This graduate course develops competence in the thermo-fluid modeling and simulation of Internal Combustion Engines, and is oriented to students and practicing engineers with interest in developing their own models or utilizing commercial simulation tools for conducting virtual engine design, performance analysis, optimization and control.
The course focuses on physics-based engine simulation for performance analysis and optimization, covering the theory, governing equations and related methods of implementation to predict the behavior of the most important engine systems and processes. In addition, the course provides practical experience with various modeling methods (mean-value, crank-angle resolved, gasdynamic models). During this course, the students will progressively build a crank-angle resolved model of a single cylinder IC engine (in Simulink), and learn to use a commercial simulation software (GT-Power).
Undergraduate background in internal combustion engine fundamentals and working knowledge of Matlab and Simulink is required.
Upon completion of this course, participants will be able to:
- Understand the physical principles and governing equations describing the thermodynamics and gas dynamics of internal combustion engines;
- Develop a complete crank-angle resolved model (Matlab/Simulink) of engine air path, combustion, heat transfer and torque output, and utilize such model to perform simulation, analysis and optimization;
- Understand in depth the mathematical framework and key assumptions/limitations of one-dimensional gasdynamic models;
- Develop competence in the use of commercial simulation tools (GT-Power) to conduct performance analysis, optimization and control of IC engines.

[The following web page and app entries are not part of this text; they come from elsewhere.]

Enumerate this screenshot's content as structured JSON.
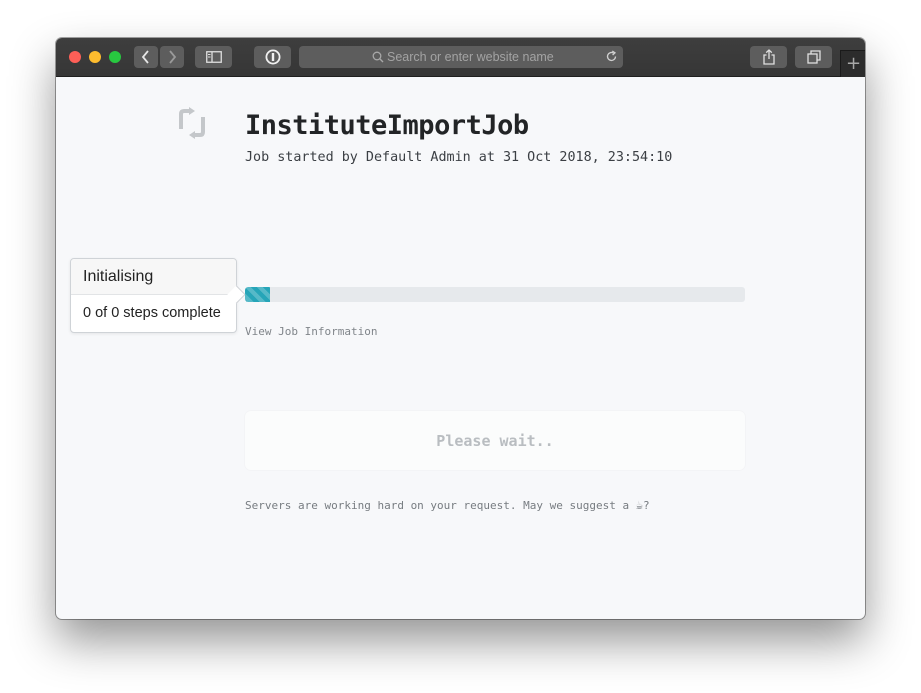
{
  "browser": {
    "search_placeholder": "Search or enter website name",
    "newtab_label": "+",
    "back_icon": "chevron-left-icon",
    "forward_icon": "chevron-right-icon"
  },
  "job": {
    "title": "InstituteImportJob",
    "meta": "Job started by Default Admin at 31 Oct 2018, 23:54:10",
    "progress_fraction": 0.05,
    "view_info_link": "View Job Information"
  },
  "status_tooltip": {
    "heading": "Initialising",
    "steps_text": "0 of 0 steps complete"
  },
  "wait": {
    "box_text": "Please wait..",
    "note_text": "Servers are working hard on your request. May we suggest a ",
    "coffee_glyph": "☕",
    "note_suffix": "?"
  },
  "colors": {
    "progress_fill": "#26a5b8",
    "progress_track": "#e6e9ec",
    "page_bg": "#f7f8fa"
  }
}
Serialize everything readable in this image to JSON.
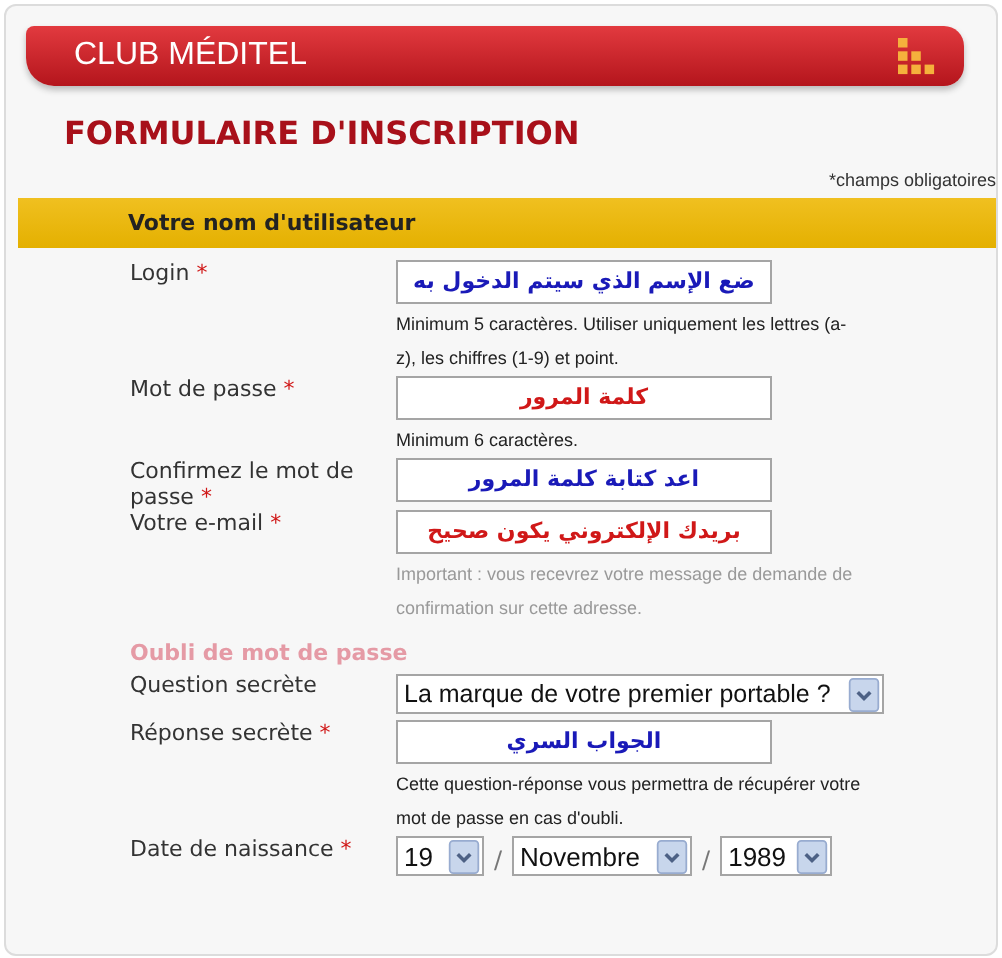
{
  "header": {
    "title": "CLUB MÉDITEL"
  },
  "page_title": "FORMULAIRE D'INSCRIPTION",
  "required_note": "*champs obligatoires",
  "sections": [
    {
      "kind": "bar",
      "title": "Votre nom d'utilisateur",
      "rows": [
        {
          "kind": "text",
          "label": "Login",
          "mark": "*",
          "value": "ضع الإسم الذي سيتم الدخول به",
          "color": "#1a1ab8",
          "hint": "Minimum 5 caractères. Utiliser uniquement les lettres (a-z), les chiffres (1-9) et point.",
          "hint_muted": false
        },
        {
          "kind": "text",
          "label": "Mot de passe",
          "mark": "*",
          "value": "كلمة المرور",
          "color": "#d01818",
          "hint": "Minimum 6 caractères.",
          "hint_muted": false
        },
        {
          "kind": "text",
          "label": "Confirmez le mot de passe",
          "mark": "*",
          "value": "اعد كتابة كلمة المرور",
          "color": "#1a1ab8"
        },
        {
          "kind": "text",
          "label": "Votre e-mail",
          "mark": "*",
          "value": "بريدك الإلكتروني يكون صحيح",
          "color": "#d01818",
          "hint": "Important : vous recevrez votre message de demande de confirmation sur cette adresse.",
          "hint_muted": true
        }
      ]
    },
    {
      "kind": "plain",
      "title": "Oubli de mot de passe",
      "rows": [
        {
          "kind": "select",
          "label": "Question secrète",
          "value": "La marque de votre premier portable ?"
        },
        {
          "kind": "text",
          "label": "Réponse secrète",
          "mark": "*",
          "value": "الجواب السري",
          "color": "#1a1ab8",
          "hint": "Cette question-réponse vous permettra de récupérer votre mot de passe en cas d'oubli.",
          "hint_muted": false
        },
        {
          "kind": "date",
          "label": "Date de naissance",
          "mark": "*",
          "parts": [
            {
              "value": "19"
            },
            {
              "value": "Novembre"
            },
            {
              "value": "1989"
            }
          ],
          "separators": [
            "/",
            "/"
          ]
        }
      ]
    }
  ]
}
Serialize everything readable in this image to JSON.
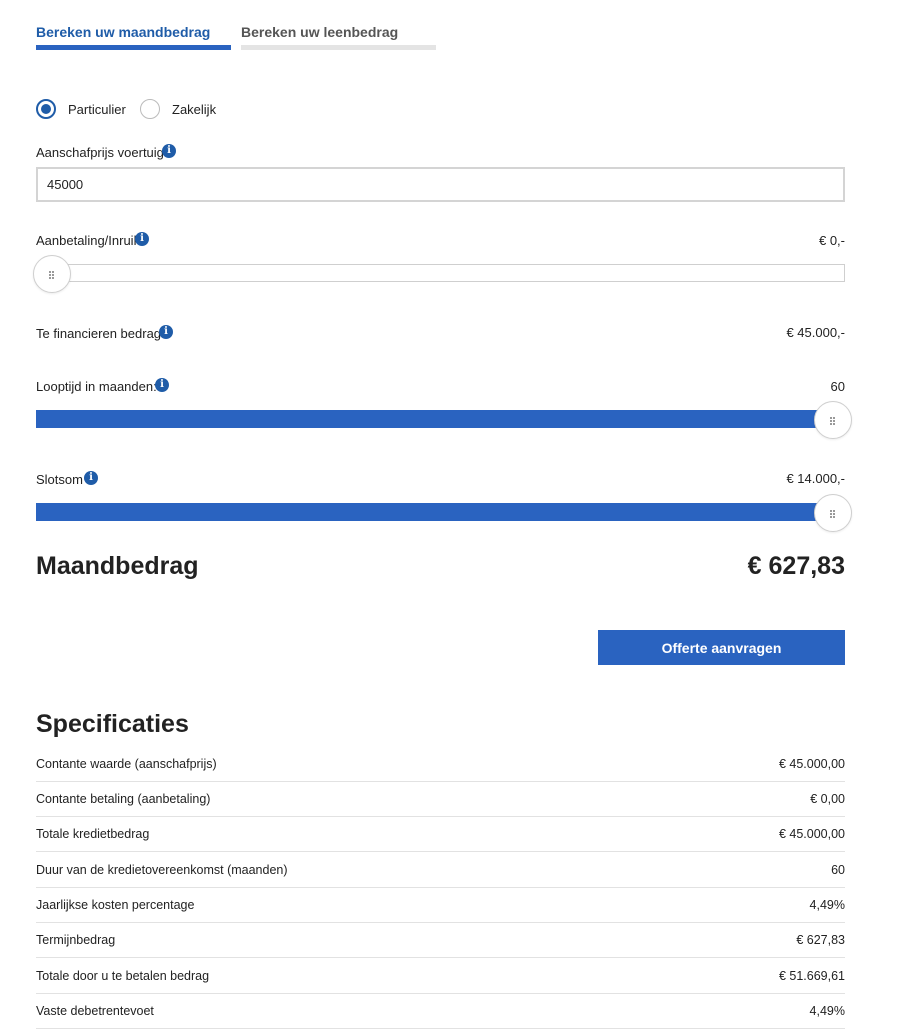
{
  "tabs": [
    {
      "label": "Bereken uw maandbedrag",
      "active": true
    },
    {
      "label": "Bereken uw leenbedrag",
      "active": false
    }
  ],
  "customer_type": {
    "options": [
      "Particulier",
      "Zakelijk"
    ],
    "selected": "Particulier"
  },
  "purchase_price": {
    "label": "Aanschafprijs voertuig",
    "value": "45000"
  },
  "down_payment": {
    "label": "Aanbetaling/Inruil",
    "value": "€ 0,-",
    "slider_fraction": 0
  },
  "financed_amount": {
    "label": "Te financieren bedrag",
    "value": "€ 45.000,-"
  },
  "term": {
    "label": "Looptijd in maanden:",
    "value": "60",
    "slider_fraction": 1
  },
  "final_payment": {
    "label": "Slotsom",
    "value": "€ 14.000,-",
    "slider_fraction": 1
  },
  "monthly": {
    "label": "Maandbedrag",
    "value": "€ 627,83"
  },
  "cta": {
    "label": "Offerte aanvragen"
  },
  "specs": {
    "title": "Specificaties",
    "rows": [
      {
        "label": "Contante waarde (aanschafprijs)",
        "value": "€ 45.000,00"
      },
      {
        "label": "Contante betaling (aanbetaling)",
        "value": "€ 0,00"
      },
      {
        "label": "Totale kredietbedrag",
        "value": "€ 45.000,00"
      },
      {
        "label": "Duur van de kredietovereenkomst (maanden)",
        "value": "60"
      },
      {
        "label": "Jaarlijkse kosten percentage",
        "value": "4,49%"
      },
      {
        "label": "Termijnbedrag",
        "value": "€ 627,83"
      },
      {
        "label": "Totale door u te betalen bedrag",
        "value": "€ 51.669,61"
      },
      {
        "label": "Vaste debetrentevoet",
        "value": "4,49%"
      }
    ]
  },
  "colors": {
    "accent": "#2a63c0",
    "tab_active_text": "#1f5ca8",
    "info_icon": "#1f5ca8"
  },
  "icons": {
    "info": "info-icon",
    "slider_grip": "grip-icon"
  }
}
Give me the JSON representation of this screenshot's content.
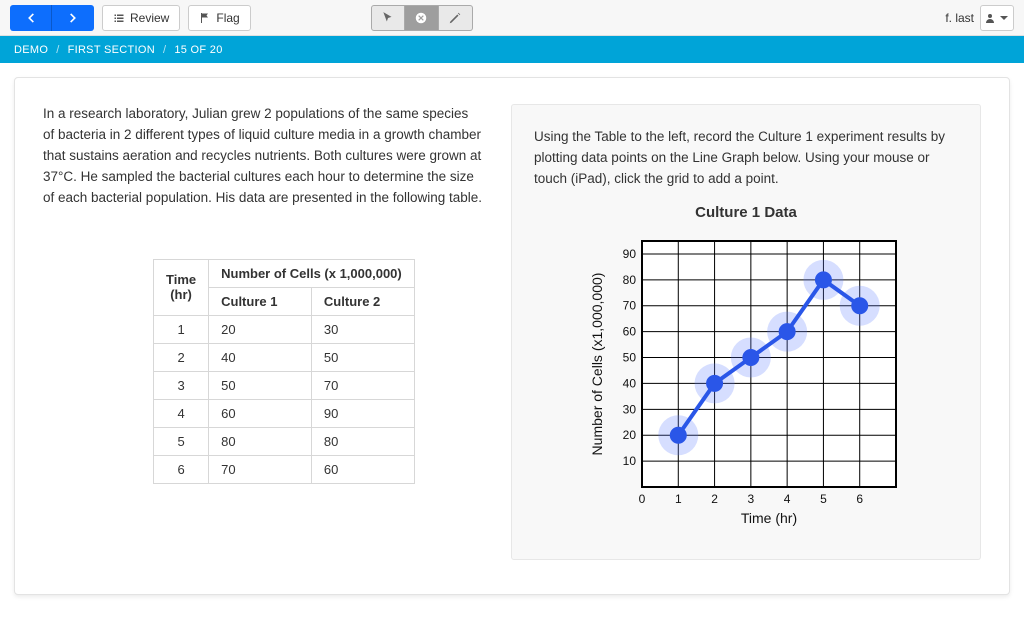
{
  "topbar": {
    "review_label": "Review",
    "flag_label": "Flag",
    "user_name": "f. last"
  },
  "breadcrumb": {
    "a": "DEMO",
    "b": "FIRST SECTION",
    "c": "15 OF 20"
  },
  "prompt_text": "In a research laboratory, Julian grew 2 populations of the same species of bacteria in 2 different types of liquid culture media in a growth chamber that sustains aeration and recycles nutrients. Both cultures were grown at 37°C. He sampled the bacterial cultures each hour to determine the size of each bacterial population. His data are presented in the following table.",
  "table": {
    "time_header": "Time (hr)",
    "cells_header": "Number of Cells (x 1,000,000)",
    "col1": "Culture 1",
    "col2": "Culture 2",
    "rows": [
      {
        "t": "1",
        "c1": "20",
        "c2": "30"
      },
      {
        "t": "2",
        "c1": "40",
        "c2": "50"
      },
      {
        "t": "3",
        "c1": "50",
        "c2": "70"
      },
      {
        "t": "4",
        "c1": "60",
        "c2": "90"
      },
      {
        "t": "5",
        "c1": "80",
        "c2": "80"
      },
      {
        "t": "6",
        "c1": "70",
        "c2": "60"
      }
    ]
  },
  "instructions_text": "Using the Table to the left, record the Culture 1 experiment results by plotting data points on the Line Graph below. Using your mouse or touch (iPad), click the grid to add a point.",
  "chart_title": "Culture 1 Data",
  "chart_data": {
    "type": "line",
    "title": "Culture 1 Data",
    "xlabel": "Time (hr)",
    "ylabel": "Number of Cells (x1,000,000)",
    "x_ticks": [
      0,
      1,
      2,
      3,
      4,
      5,
      6
    ],
    "y_ticks": [
      10,
      20,
      30,
      40,
      50,
      60,
      70,
      80,
      90
    ],
    "x": [
      1,
      2,
      3,
      4,
      5,
      6
    ],
    "values": [
      20,
      40,
      50,
      60,
      80,
      70
    ],
    "xlim": [
      0,
      7
    ],
    "ylim": [
      0,
      95
    ]
  }
}
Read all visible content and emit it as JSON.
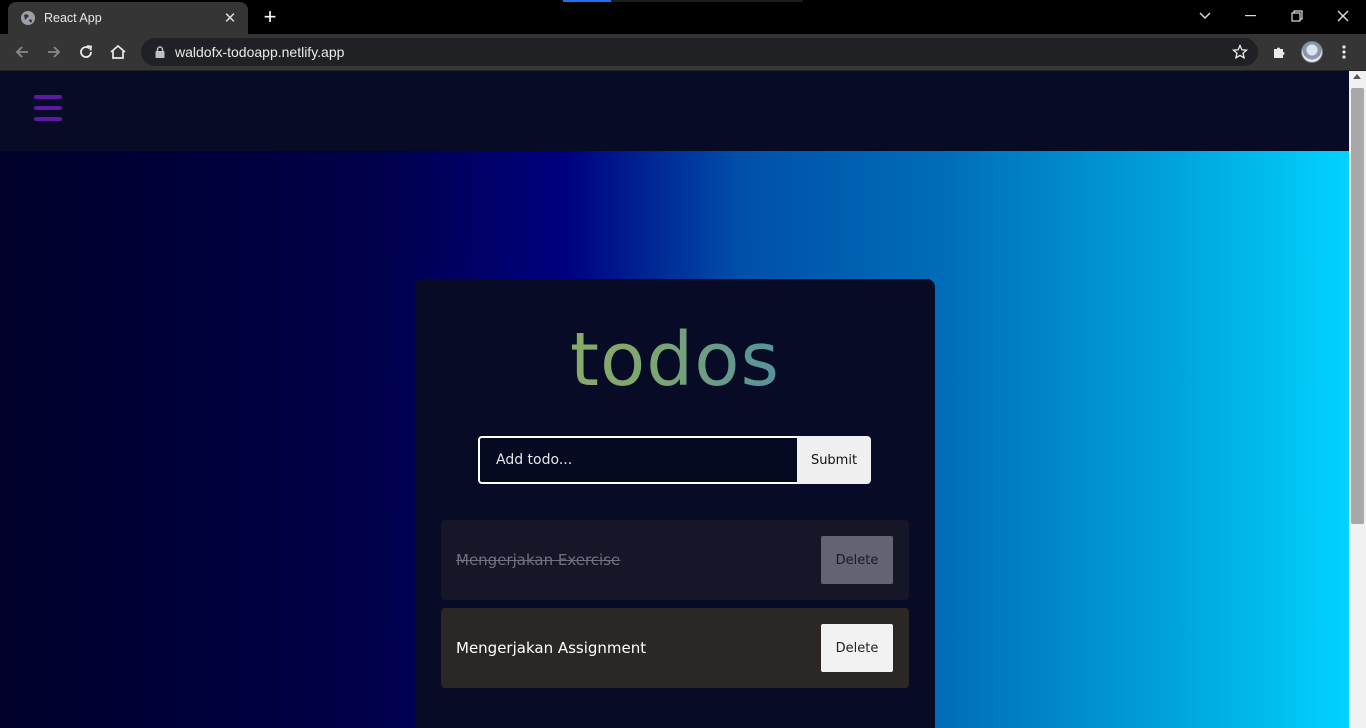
{
  "browser": {
    "tab": {
      "title": "React App",
      "close": "✕"
    },
    "new_tab": "+",
    "window_controls": {
      "minimize": "—",
      "restore": "❐",
      "close": "✕"
    },
    "url": "waldofx-todoapp.netlify.app"
  },
  "app": {
    "logo": "todos",
    "input": {
      "placeholder": "Add todo..."
    },
    "submit_label": "Submit",
    "todos": [
      {
        "text": "Mengerjakan Exercise",
        "completed": true,
        "delete_label": "Delete"
      },
      {
        "text": "Mengerjakan Assignment",
        "completed": false,
        "delete_label": "Delete"
      }
    ]
  },
  "colors": {
    "accent": "#5b1aa3",
    "card": "#070b26",
    "gradient_start": "#00002a",
    "gradient_end": "#00d3ff"
  }
}
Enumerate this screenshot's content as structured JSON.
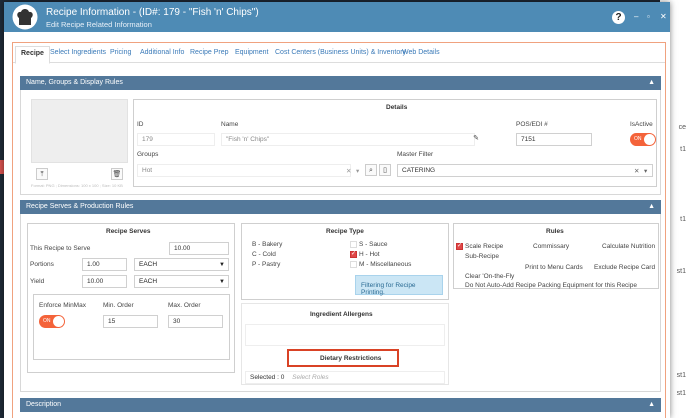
{
  "window": {
    "title": "Recipe Information - (ID#: 179 - \"Fish 'n' Chips\")",
    "subtitle": "Edit Recipe Related Information",
    "help": "?",
    "minimize": "–",
    "maximize": "▫",
    "close": "✕"
  },
  "tabs": [
    "Recipe",
    "Select Ingredients",
    "Pricing",
    "Additional Info",
    "Recipe Prep",
    "Equipment",
    "Cost Centers (Business Units) & Inventory",
    "Web Details"
  ],
  "panels": {
    "name_groups": "Name, Groups & Display Rules",
    "serves": "Recipe Serves & Production Rules",
    "description": "Description"
  },
  "image_caption": "Format: PNG ; Dimensions: 100 x 100 ; Size: 10 KB",
  "details": {
    "heading": "Details",
    "id_label": "ID",
    "id_value": "179",
    "name_label": "Name",
    "name_value": "\"Fish 'n' Chips\"",
    "pos_label": "POS/EDI #",
    "pos_value": "7151",
    "isactive_label": "IsActive",
    "toggle_on": "ON",
    "groups_label": "Groups",
    "groups_value": "Hot",
    "master_filter_label": "Master Filter",
    "master_filter_value": "CATERING"
  },
  "recipe_serves": {
    "heading": "Recipe Serves",
    "serve_label": "This Recipe to Serve",
    "serve_value": "10.00",
    "portions_label": "Portions",
    "portions_value": "1.00",
    "portions_unit": "EACH",
    "yield_label": "Yield",
    "yield_value": "10.00",
    "yield_unit": "EACH",
    "enforce_label": "Enforce MinMax",
    "min_label": "Min. Order",
    "min_value": "15",
    "max_label": "Max. Order",
    "max_value": "30",
    "toggle_on": "ON"
  },
  "recipe_type": {
    "heading": "Recipe Type",
    "options": [
      "B - Bakery",
      "C - Cold",
      "P - Pastry"
    ],
    "checks": [
      "S - Sauce",
      "H - Hot",
      "M - Miscellaneous"
    ],
    "checked": [
      false,
      true,
      false
    ],
    "info": "Filtering for Recipe Printing."
  },
  "allergens": {
    "heading": "Ingredient Allergens"
  },
  "dietary": {
    "heading": "Dietary Restrictions",
    "selected": "Selected : 0",
    "placeholder": "Select Roles"
  },
  "rules": {
    "heading": "Rules",
    "scale_recipe": "Scale Recipe",
    "commissary": "Commissary",
    "calculate_nutrition": "Calculate Nutrition",
    "sub_recipe": "Sub-Recipe",
    "print_menu_cards": "Print to Menu Cards",
    "exclude_recipe_card": "Exclude Recipe Card",
    "clear_on_the_fly": "Clear 'On-the-Fly",
    "no_auto_add": "Do Not Auto-Add Recipe Packing Equipment for this Recipe"
  },
  "background": {
    "right_texts": [
      "ce",
      "t1",
      "t1",
      "st1",
      "st1",
      "st1"
    ]
  },
  "colors": {
    "titlebar": "#4e8bb5",
    "panel_header": "#53789a",
    "accent": "#f4633a",
    "highlight": "#d94225"
  }
}
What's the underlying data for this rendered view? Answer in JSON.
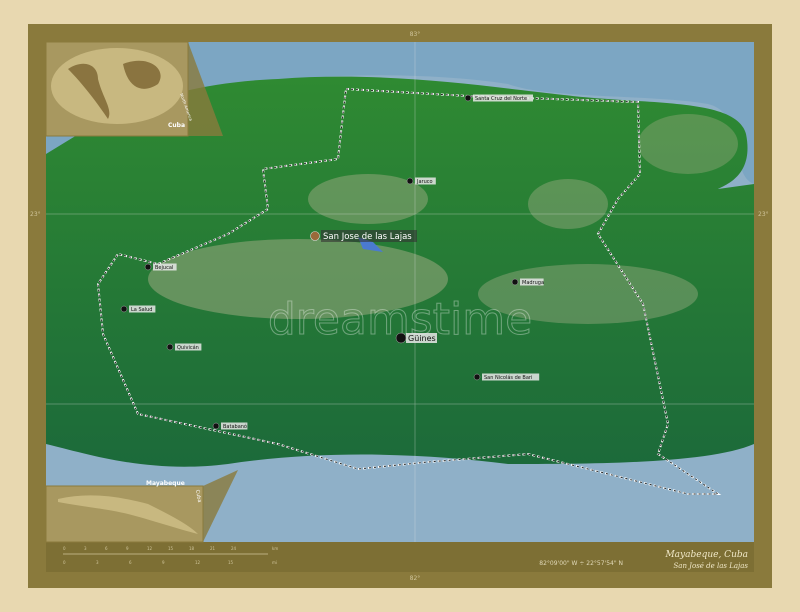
{
  "map": {
    "title": "Mayabeque, Cuba",
    "subtitle": "San José de las Lajas",
    "coordinates": "82°09'00\" W ÷ 22°57'54\" N",
    "capital": "San Jose de las Lajas",
    "cities": [
      {
        "name": "Santa Cruz del Norte"
      },
      {
        "name": "Jaruco"
      },
      {
        "name": "Bejucal"
      },
      {
        "name": "La Salud"
      },
      {
        "name": "Quivicán"
      },
      {
        "name": "Batabanó"
      },
      {
        "name": "Güines"
      },
      {
        "name": "Madruga"
      },
      {
        "name": "San Nicolás de Bari"
      }
    ],
    "ticks": {
      "top": "83°",
      "bottom": "82°",
      "left": "23°",
      "right": "23°"
    },
    "inset_world": {
      "label": "Cuba",
      "sublabel": "North America"
    },
    "inset_country": {
      "label": "Mayabeque",
      "sublabel": "Cuba"
    },
    "scale": {
      "km": [
        "0",
        "3",
        "6",
        "9",
        "12",
        "15",
        "18",
        "21",
        "24"
      ],
      "mi": [
        "0",
        "3",
        "6",
        "9",
        "12",
        "15"
      ],
      "km_unit": "km",
      "mi_unit": "mi"
    },
    "watermark": "dreamstime",
    "colors": {
      "sea": "#8fb0c8",
      "lowland": "#2e7a2e",
      "highland": "#9aaa80",
      "frame": "#8a7a3c"
    }
  }
}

Marcello Canova is associate professor of Mechanical and Aerospace Engineering at The Ohio State University, and associate director for Graduate and Continuing Education at the Center for Automotive Research. His research focuses on the optimization and control of propulsion systems, including internal combustion engines, hybrid-electric drivetrains, energy storage systems and thermal management.
Canova’s work in energy optimization of advanced powertrains has led to significant fuel economy benefits and has been implemented in production programs by major OEMs. In addition, he has published over 110 articles in refereed journals and conference proceedings and received, among others, the SAE Vincent Bendix Automotive Electronics Engineering Award (2009), the SAE Ralph E. Teetor Educational Award (2016), the NSF CAREER Award (2016), the Lumley Research Award (2016) and the Michael J. Moran Award for Excellence in Teaching (2017).